In ancient times at work, the word heard within General Motors was that the most dangerous component of any vehicle was the nut loose behind the wheel.

I am appalled to this day that Cadillac, Mercedes, and BMW drivers are both somehow disabled and cannot afford the appropriate (and available) alterations or they cannot even afford the energy and skills training which are required to successfully operate automotive turn signals.

Perhaps those cheap cars that they drive don't come with them, or they personally are also equally as surprised as I am whenever they cut me off, or leave me waiting at an intersection through which they were never about to transverse.

(A cabbie in Boston once told me if chauffeurs drove like that, they'd be canned.)

The major factor in not having self-driving vehicles as yet? Lawyers. When you are a large corporation, there is a large bull's eye upon your back with the lettering "Please target your lawsuit here - big prizes available!"

To get Tesla's AP to ramp up the SAE level rankings of driving autonomy, you have to build its hive mind from experience. The input to hone that hive mind has to come in part from existing drivers, because technology does not have a complete database of global driving conditions.

IBM's Watson is only smarter than people at medicine or at Jeopardy because it has read all the literature. Do you truly want to see a fleet of vacant, autonomous cars driving near you with "student driver" signs on the back?

It would be irresponsible to try to leapfrog levels without knowing what could be learned at the previous level first.
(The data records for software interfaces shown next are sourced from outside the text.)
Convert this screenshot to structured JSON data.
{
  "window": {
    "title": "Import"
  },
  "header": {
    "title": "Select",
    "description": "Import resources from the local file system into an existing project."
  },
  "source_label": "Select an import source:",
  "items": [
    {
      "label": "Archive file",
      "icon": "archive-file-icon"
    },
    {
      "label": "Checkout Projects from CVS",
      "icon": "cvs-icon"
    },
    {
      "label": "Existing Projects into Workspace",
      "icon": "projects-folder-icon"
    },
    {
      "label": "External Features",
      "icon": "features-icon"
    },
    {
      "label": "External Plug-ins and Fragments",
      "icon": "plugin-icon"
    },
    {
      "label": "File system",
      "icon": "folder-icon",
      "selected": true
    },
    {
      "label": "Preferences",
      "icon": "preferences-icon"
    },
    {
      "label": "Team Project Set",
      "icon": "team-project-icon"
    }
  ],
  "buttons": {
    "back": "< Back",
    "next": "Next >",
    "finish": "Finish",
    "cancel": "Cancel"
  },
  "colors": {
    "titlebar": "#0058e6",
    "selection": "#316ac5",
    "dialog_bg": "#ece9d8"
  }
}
Lawsuits that you had unnecessarily skipped a level--thus making your AP a needlessly dangerous design--are risky business.

But of course, once we do reach that Level 5, you will still have people hacking their own cars in order to make them work "better," otherwise meaning following their personally selected, unregulated, and unprofessionally tested ideas.

In the professional testing lexicon, a "successful test" is not one which the product passes, it is one which genuinely determines whether or not the product works.